The LG SN11RG and the Sonos Arc with Sub + One SL Speakers are two great full surround setups. The LG features full HDMI ports and allows for Bluetooth streaming while the Sonos feels more premium and has a more neutral sound. Both support Atmos content and offer acceptable performances with their height channels, but the LG has two extra up-firing speakers on the rear satellites. However, the Sonos has a bit better stereo dynamics.
The Samsung HW-Q90R is slightly better than the full Sonos Arc with Sub + One SL Speakers setup. The Samsung has a better ability to reproduce very deep bass, and it's Bluetooth compatible and supports DTS content, which the Sonos doesn't do. On the other hand, if you already have Sonos products, you can control the whole ecosystem in the app, which is nice. The Sonos also has a much better surround experience and sounds a bit more immersive than the Samsung.
Depending on your listening habits, you may prefer either the Sonos Arc with Sub + One SL Speakers or the Vizio Elevate. The Sonos is better-built, has a more neutral sound profile, and comes with a room correction feature. However, the Vizio comes with EQ presets, unlike the Sonos. The Vizio also supports DTS and DTS:X content, and it has a Full HDMI In port, so it supports 4k passthrough, unlike the Sonos.

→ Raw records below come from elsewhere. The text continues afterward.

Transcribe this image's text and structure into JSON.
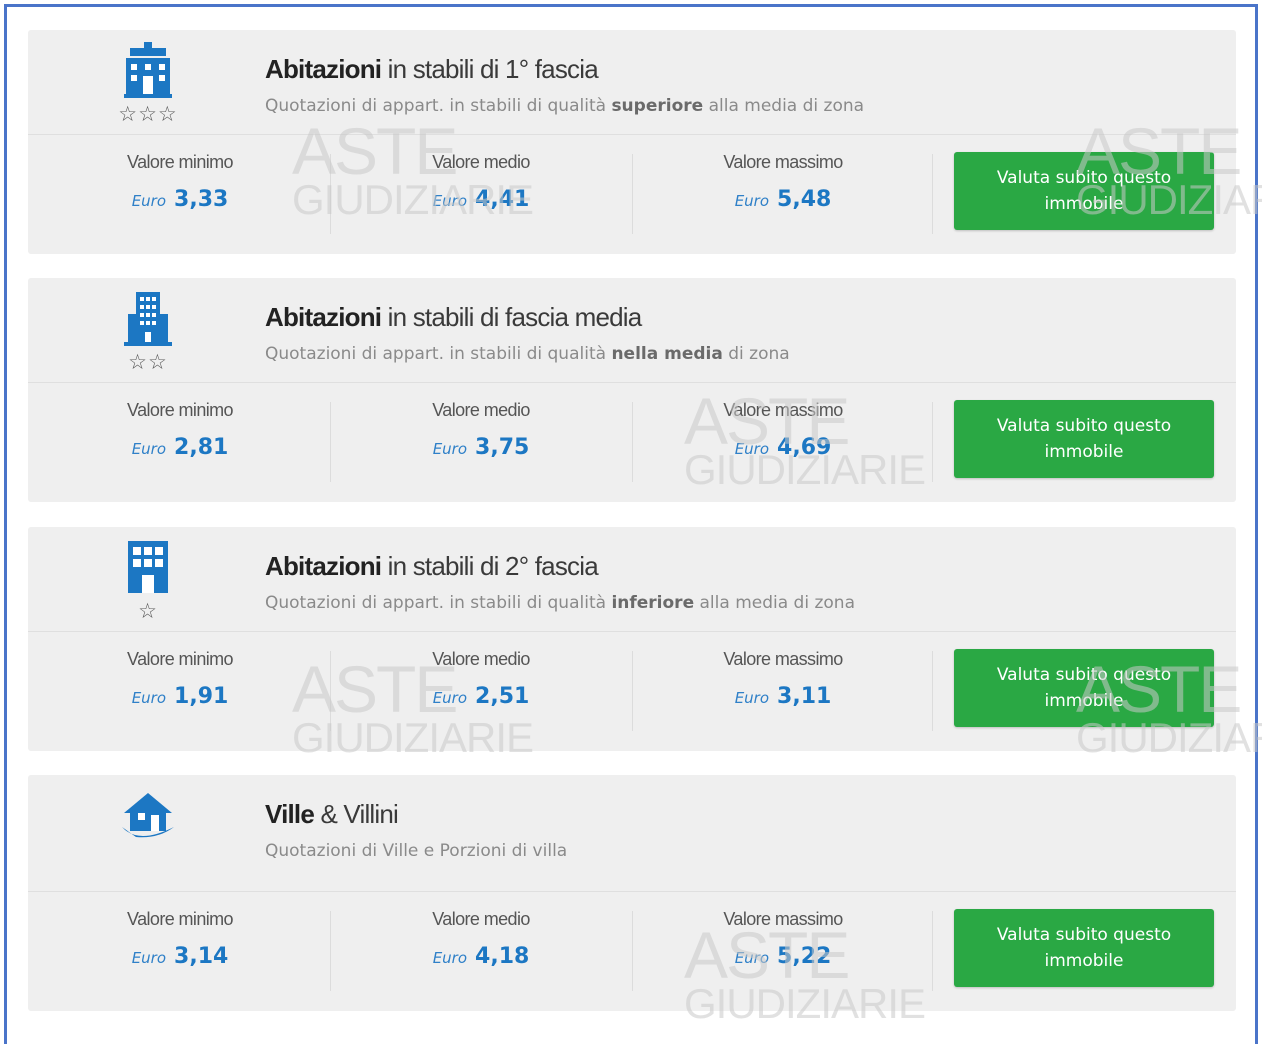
{
  "cards": [
    {
      "title_bold": "Abitazioni",
      "title_rest": " in stabili di 1° fascia",
      "sub_pre": "Quotazioni di appart. in stabili di qualità ",
      "sub_bold": "superiore",
      "sub_post": " alla media di zona",
      "stars": "☆☆☆",
      "icon": "luxury-building-icon",
      "min_label": "Valore minimo",
      "min_value": "3,33",
      "mid_label": "Valore medio",
      "mid_value": "4,41",
      "max_label": "Valore massimo",
      "max_value": "5,48",
      "currency": "Euro",
      "button": "Valuta subito questo immobile"
    },
    {
      "title_bold": "Abitazioni",
      "title_rest": " in stabili di fascia media",
      "sub_pre": "Quotazioni di appart. in stabili di qualità ",
      "sub_bold": "nella media",
      "sub_post": " di zona",
      "stars": "☆☆",
      "icon": "apartment-building-icon",
      "min_label": "Valore minimo",
      "min_value": "2,81",
      "mid_label": "Valore medio",
      "mid_value": "3,75",
      "max_label": "Valore massimo",
      "max_value": "4,69",
      "currency": "Euro",
      "button": "Valuta subito questo immobile"
    },
    {
      "title_bold": "Abitazioni",
      "title_rest": " in stabili di 2° fascia",
      "sub_pre": "Quotazioni di appart. in stabili di qualità ",
      "sub_bold": "inferiore",
      "sub_post": " alla media di zona",
      "stars": "☆",
      "icon": "office-building-icon",
      "min_label": "Valore minimo",
      "min_value": "1,91",
      "mid_label": "Valore medio",
      "mid_value": "2,51",
      "max_label": "Valore massimo",
      "max_value": "3,11",
      "currency": "Euro",
      "button": "Valuta subito questo immobile"
    },
    {
      "title_bold": "Ville",
      "title_rest": " & Villini",
      "sub_pre": "Quotazioni di Ville e Porzioni di villa",
      "sub_bold": "",
      "sub_post": "",
      "stars": "",
      "icon": "villa-house-icon",
      "min_label": "Valore minimo",
      "min_value": "3,14",
      "mid_label": "Valore medio",
      "mid_value": "4,18",
      "max_label": "Valore massimo",
      "max_value": "5,22",
      "currency": "Euro",
      "button": "Valuta subito questo immobile"
    }
  ],
  "watermark": {
    "line1": "ASTE",
    "line2": "GIUDIZIARIE"
  },
  "colors": {
    "accent_blue": "#1c77c3",
    "button_green": "#2aa844",
    "card_bg": "#efefef",
    "frame_blue": "#4a74c9"
  }
}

The Sonos Arc with Sub + One SL Speakers and the LG SN10YG are both 5.1.2 setups with different strengths. The Sonos is better-built, and it comes with two satellites to help give your audio a more immersive feel. It can get loud enough for a house party or crowded room, and its surround performance is significantly better. However, the LG has a few EQ presets if you like to tweak its sound profile, and it offers more connectivity options, both physical and wireless.